#### RECORDS SHOWN

####

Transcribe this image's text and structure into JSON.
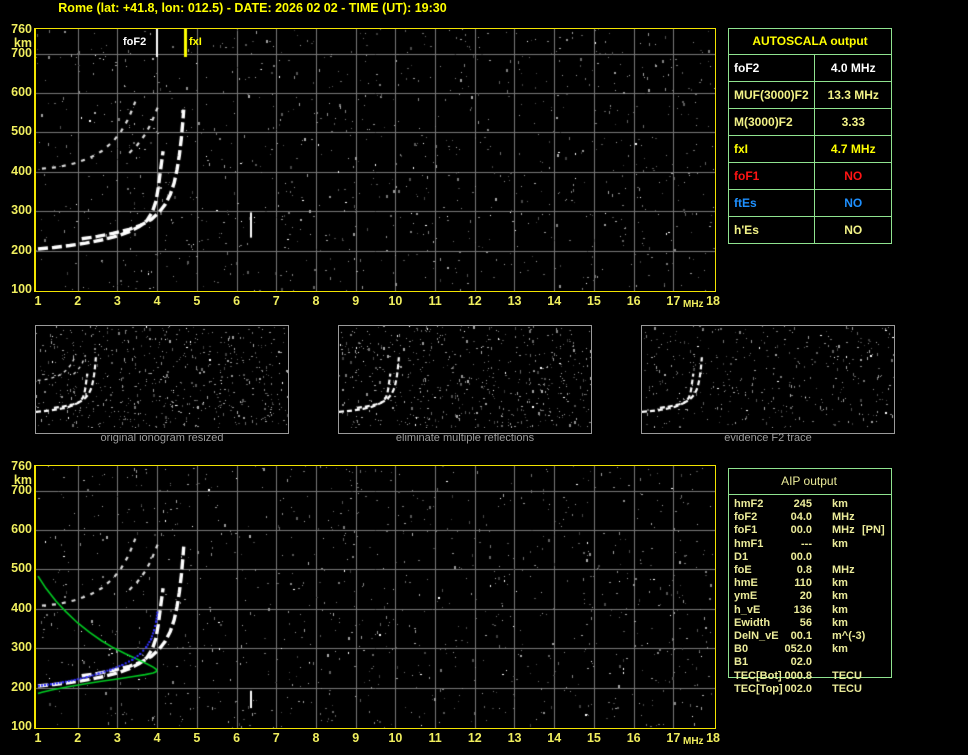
{
  "window_title": "Rome (lat: +41.8, lon: 012.5) - DATE: 2026 02 02 - TIME (UT): 19:30",
  "colors": {
    "background": "#000000",
    "title_yellow": "#ffff00",
    "axis_label": "#f0ee5e",
    "plot_border": "#f2e400",
    "grid": "#787878",
    "table_border_green": "#8fe28f",
    "pale_yellow_text": "#ecec9a",
    "khaki_value": "#f2f287",
    "red": "#ff1414",
    "blue": "#1e90ff",
    "trace_white": "#ffffff",
    "profile_green": "#00cc22",
    "restored_trace_blue": "#3232ff",
    "thumb_caption_gray": "#9c9c9c"
  },
  "top_markers": {
    "foF2_label": "foF2",
    "fxI_label": "fxI"
  },
  "autoscala": {
    "title": "AUTOSCALA output",
    "rows": [
      {
        "label": "foF2",
        "value": "4.0 MHz",
        "color": "#ffffff"
      },
      {
        "label": "MUF(3000)F2",
        "value": "13.3 MHz",
        "color": "#f2f287"
      },
      {
        "label": "M(3000)F2",
        "value": "3.33",
        "color": "#f2f287"
      },
      {
        "label": "fxI",
        "value": "4.7 MHz",
        "color": "#ffff00"
      },
      {
        "label": "foF1",
        "value": "NO",
        "color": "#ff1414"
      },
      {
        "label": "ftEs",
        "value": "NO",
        "color": "#1e90ff"
      },
      {
        "label": "h'Es",
        "value": "NO",
        "color": "#f2f287"
      }
    ]
  },
  "aip": {
    "title": "AIP output",
    "rows": [
      {
        "label": "hmF2",
        "value": "245",
        "unit": "km",
        "note": ""
      },
      {
        "label": "foF2",
        "value": "04.0",
        "unit": "MHz",
        "note": ""
      },
      {
        "label": "foF1",
        "value": "00.0",
        "unit": "MHz",
        "note": "[PN]"
      },
      {
        "label": "hmF1",
        "value": "---",
        "unit": "km",
        "note": ""
      },
      {
        "label": "D1",
        "value": "00.0",
        "unit": "",
        "note": ""
      },
      {
        "label": "foE",
        "value": "0.8",
        "unit": "MHz",
        "note": ""
      },
      {
        "label": "hmE",
        "value": "110",
        "unit": "km",
        "note": ""
      },
      {
        "label": "ymE",
        "value": "20",
        "unit": "km",
        "note": ""
      },
      {
        "label": "h_vE",
        "value": "136",
        "unit": "km",
        "note": ""
      },
      {
        "label": "Ewidth",
        "value": "56",
        "unit": "km",
        "note": ""
      },
      {
        "label": "DelN_vE",
        "value": "00.1",
        "unit": "m^(-3)",
        "note": ""
      },
      {
        "label": "B0",
        "value": "052.0",
        "unit": "km",
        "note": ""
      },
      {
        "label": "B1",
        "value": "02.0",
        "unit": "",
        "note": ""
      },
      {
        "label": "TEC[Bot]",
        "value": "000.8",
        "unit": "TECU",
        "note": ""
      },
      {
        "label": "TEC[Top]",
        "value": "002.0",
        "unit": "TECU",
        "note": ""
      }
    ]
  },
  "thumbnails": [
    {
      "caption": "original ionogram resized"
    },
    {
      "caption": "eliminate multiple reflections"
    },
    {
      "caption": "evidence F2 trace"
    }
  ],
  "chart_data": [
    {
      "id": "top-ionogram",
      "type": "scatter",
      "xlabel": "MHz",
      "ylabel": "km",
      "xlim": [
        1,
        18
      ],
      "ylim": [
        100,
        760
      ],
      "grid": true,
      "x_ticks": [
        1,
        2,
        3,
        4,
        5,
        6,
        7,
        8,
        9,
        10,
        11,
        12,
        13,
        14,
        15,
        16,
        17,
        18
      ],
      "y_ticks": [
        760,
        700,
        600,
        500,
        400,
        300,
        200,
        100
      ],
      "markers": [
        {
          "name": "foF2",
          "f_mhz": 4.0,
          "color": "#ffffff"
        },
        {
          "name": "fxI",
          "f_mhz": 4.7,
          "color": "#ffff00"
        }
      ],
      "rfi_streaks": [
        {
          "f_mhz": 6.33,
          "km_range": [
            233,
            297
          ]
        }
      ],
      "noise": {
        "seed": 11,
        "count": 1000,
        "white_count": 45
      },
      "series": [
        {
          "name": "F2-O-trace",
          "color": "#ffffff",
          "points": [
            [
              1.0,
              204
            ],
            [
              1.4,
              208
            ],
            [
              1.8,
              213
            ],
            [
              2.2,
              219
            ],
            [
              2.6,
              227
            ],
            [
              3.0,
              237
            ],
            [
              3.3,
              248
            ],
            [
              3.55,
              261
            ],
            [
              3.75,
              277
            ],
            [
              3.88,
              298
            ],
            [
              3.97,
              325
            ],
            [
              4.03,
              360
            ],
            [
              4.08,
              400
            ],
            [
              4.12,
              430
            ],
            [
              4.15,
              452
            ]
          ]
        },
        {
          "name": "F2-X-trace",
          "color": "#ffffff",
          "points": [
            [
              2.1,
              230
            ],
            [
              2.5,
              236
            ],
            [
              2.9,
              244
            ],
            [
              3.3,
              254
            ],
            [
              3.6,
              265
            ],
            [
              3.85,
              279
            ],
            [
              4.05,
              297
            ],
            [
              4.2,
              317
            ],
            [
              4.33,
              342
            ],
            [
              4.43,
              372
            ],
            [
              4.5,
              405
            ],
            [
              4.56,
              442
            ],
            [
              4.61,
              485
            ],
            [
              4.65,
              530
            ],
            [
              4.67,
              558
            ]
          ]
        },
        {
          "name": "second-hop-O-trace",
          "color": "#dcdcdc",
          "points": [
            [
              1.1,
              408
            ],
            [
              1.5,
              412
            ],
            [
              1.9,
              421
            ],
            [
              2.3,
              435
            ],
            [
              2.6,
              452
            ],
            [
              2.9,
              478
            ],
            [
              3.1,
              504
            ],
            [
              3.25,
              530
            ],
            [
              3.37,
              557
            ],
            [
              3.45,
              578
            ]
          ]
        },
        {
          "name": "second-hop-X-trace",
          "color": "#dcdcdc",
          "points": [
            [
              3.3,
              448
            ],
            [
              3.5,
              468
            ],
            [
              3.7,
              495
            ],
            [
              3.85,
              523
            ],
            [
              3.95,
              548
            ],
            [
              4.02,
              565
            ]
          ]
        }
      ]
    },
    {
      "id": "bottom-ionogram",
      "type": "scatter",
      "xlabel": "MHz",
      "ylabel": "km",
      "xlim": [
        1,
        18
      ],
      "ylim": [
        100,
        760
      ],
      "grid": true,
      "x_ticks": [
        1,
        2,
        3,
        4,
        5,
        6,
        7,
        8,
        9,
        10,
        11,
        12,
        13,
        14,
        15,
        16,
        17,
        18
      ],
      "y_ticks": [
        760,
        700,
        600,
        500,
        400,
        300,
        200,
        100
      ],
      "series_from": "top-ionogram",
      "rfi_streaks": [
        {
          "f_mhz": 6.33,
          "km_range": [
            148,
            192
          ]
        }
      ],
      "noise": {
        "seed": 77,
        "count": 1000,
        "white_count": 45
      },
      "extra_series": [
        {
          "name": "electron-density-profile",
          "color": "#00cc22",
          "style": "line",
          "points": [
            [
              1.0,
              483
            ],
            [
              1.2,
              452
            ],
            [
              1.45,
              420
            ],
            [
              1.7,
              393
            ],
            [
              2.0,
              364
            ],
            [
              2.3,
              340
            ],
            [
              2.6,
              319
            ],
            [
              2.9,
              301
            ],
            [
              3.2,
              286
            ],
            [
              3.5,
              272
            ],
            [
              3.75,
              260
            ],
            [
              3.9,
              252
            ],
            [
              3.97,
              247
            ],
            [
              3.99,
              244
            ],
            [
              3.97,
              240
            ],
            [
              3.9,
              237
            ],
            [
              3.7,
              233
            ],
            [
              3.4,
              228
            ],
            [
              3.0,
              222
            ],
            [
              2.6,
              216
            ],
            [
              2.2,
              210
            ],
            [
              1.8,
              203
            ],
            [
              1.4,
              195
            ],
            [
              1.1,
              188
            ],
            [
              1.0,
              185
            ]
          ]
        },
        {
          "name": "restored-O-trace",
          "color": "#3232ff",
          "style": "dots",
          "points": [
            [
              1.0,
              207
            ],
            [
              1.3,
              211
            ],
            [
              1.6,
              216
            ],
            [
              1.9,
              222
            ],
            [
              2.2,
              229
            ],
            [
              2.5,
              238
            ],
            [
              2.8,
              248
            ],
            [
              3.1,
              260
            ],
            [
              3.35,
              273
            ],
            [
              3.55,
              288
            ],
            [
              3.7,
              305
            ],
            [
              3.82,
              325
            ],
            [
              3.9,
              348
            ],
            [
              3.95,
              370
            ],
            [
              3.98,
              393
            ]
          ]
        }
      ]
    },
    {
      "id": "thumb-original",
      "type": "scatter",
      "series_from": "top-ionogram",
      "include_multiples": true,
      "noise": {
        "seed": 21,
        "count": 620,
        "white_count": 22
      }
    },
    {
      "id": "thumb-eliminate",
      "type": "scatter",
      "series_from": "top-ionogram",
      "include_multiples": false,
      "noise": {
        "seed": 35,
        "count": 600,
        "white_count": 20
      }
    },
    {
      "id": "thumb-evidence",
      "type": "scatter",
      "series_from": "top-ionogram",
      "include_multiples": false,
      "noise": {
        "seed": 53,
        "count": 400,
        "white_count": 14
      }
    }
  ]
}
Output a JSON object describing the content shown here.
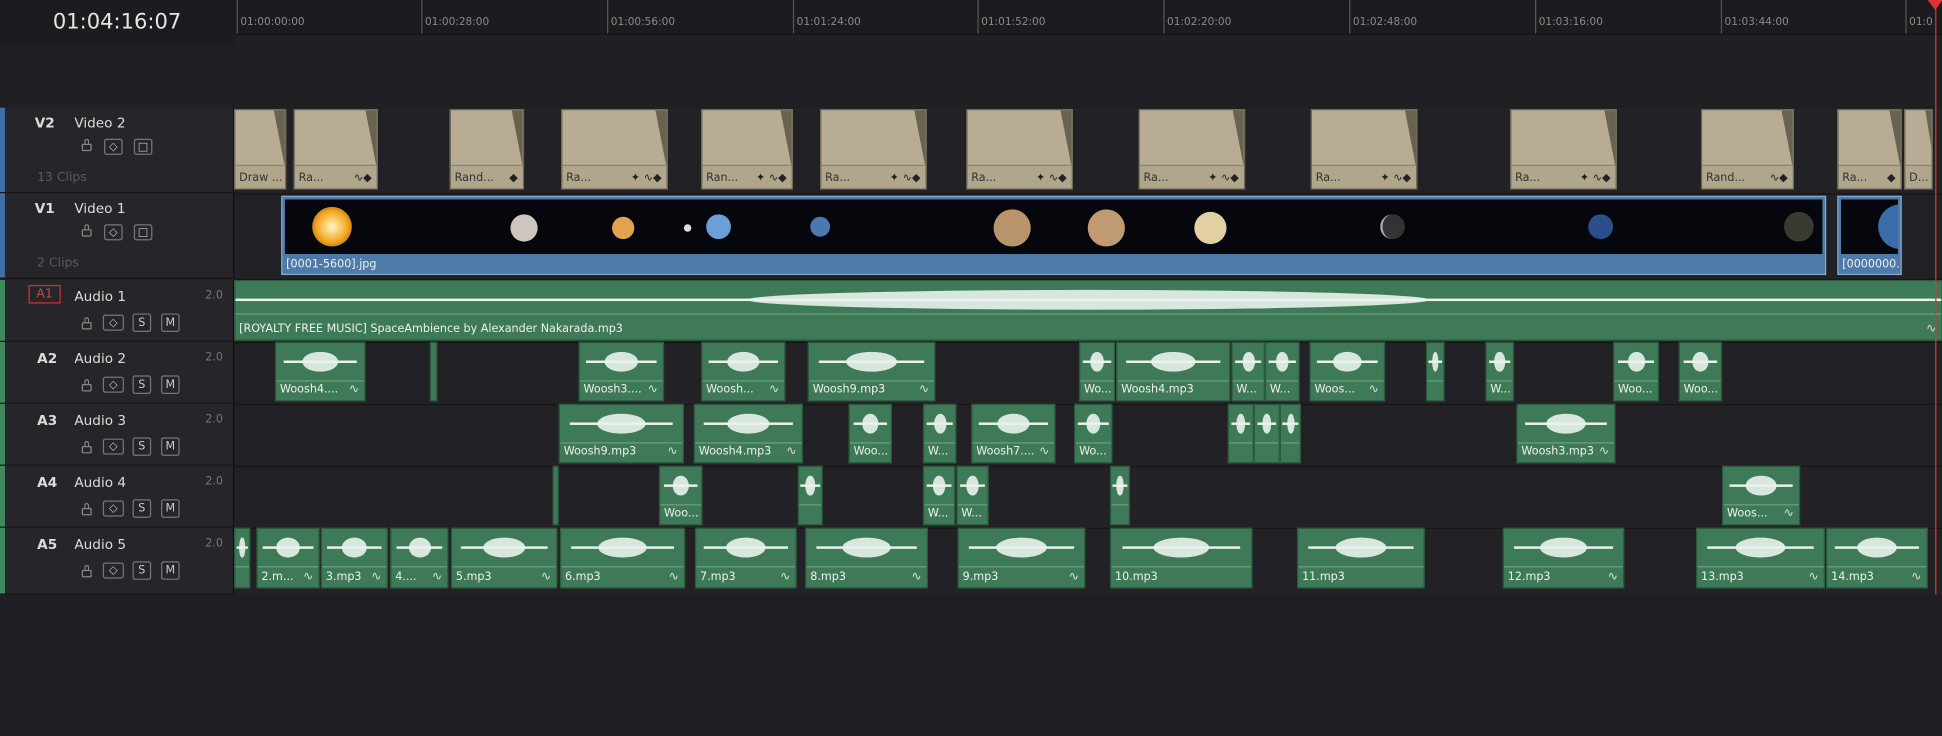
{
  "timecode": "01:04:16:07",
  "ruler": [
    "01:00:00:00",
    "01:00:28:00",
    "01:00:56:00",
    "01:01:24:00",
    "01:01:52:00",
    "01:02:20:00",
    "01:02:48:00",
    "01:03:16:00",
    "01:03:44:00",
    "01:0"
  ],
  "colors": {
    "video_bar": "#3f6fa8",
    "audio_bar": "#3f8a5a",
    "playhead": "#dd3333"
  },
  "tracks": {
    "v2": {
      "id": "V2",
      "name": "Video 2",
      "clips": "13 Clips"
    },
    "v1": {
      "id": "V1",
      "name": "Video 1",
      "clips": "2 Clips"
    },
    "a1": {
      "id": "A1",
      "name": "Audio 1",
      "level": "2.0",
      "s": "S",
      "m": "M"
    },
    "a2": {
      "id": "A2",
      "name": "Audio 2",
      "level": "2.0",
      "s": "S",
      "m": "M"
    },
    "a3": {
      "id": "A3",
      "name": "Audio 3",
      "level": "2.0",
      "s": "S",
      "m": "M"
    },
    "a4": {
      "id": "A4",
      "name": "Audio 4",
      "level": "2.0",
      "s": "S",
      "m": "M"
    },
    "a5": {
      "id": "A5",
      "name": "Audio 5",
      "level": "2.0",
      "s": "S",
      "m": "M"
    }
  },
  "v2_clips": [
    "Draw ...",
    "Ra...",
    "Rand...",
    "Ra...",
    "Ran...",
    "Ra...",
    "Ra...",
    "Ra...",
    "Ra...",
    "Ra...",
    "Rand...",
    "Ra...",
    "D..."
  ],
  "v1_clips": [
    "[0001-5600].jpg",
    "[0000000..."
  ],
  "a1_clip": "[ROYALTY FREE MUSIC] SpaceAmbience by Alexander Nakarada.mp3",
  "a2_clips": [
    "Woosh4....",
    "",
    "Woosh3....",
    "Woosh...",
    "Woosh9.mp3",
    "Wo...",
    "Woosh4.mp3",
    "W...",
    "W...",
    "Woos...",
    "",
    "W...",
    "Woo...",
    "Woo..."
  ],
  "a3_clips": [
    "Woosh9.mp3",
    "Woosh4.mp3",
    "Woo...",
    "W...",
    "Woosh7....",
    "Wo...",
    "",
    "",
    "",
    "Woosh3.mp3"
  ],
  "a4_clips": [
    "",
    "Woo...",
    "",
    "W...",
    "W...",
    "",
    "Woos..."
  ],
  "a5_clips": [
    "",
    "2.m...",
    "3.mp3",
    "4....",
    "5.mp3",
    "6.mp3",
    "7.mp3",
    "8.mp3",
    "9.mp3",
    "10.mp3",
    "11.mp3",
    "12.mp3",
    "13.mp3",
    "14.mp3"
  ]
}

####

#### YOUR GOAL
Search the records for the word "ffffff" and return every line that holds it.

#### ANSWER BELOW
    "trace_white": "#ffffff",
        "color": "#ffffff"
          "color": "#ffffff"
          "color": "#ffffff",
          "color": "#ffffff",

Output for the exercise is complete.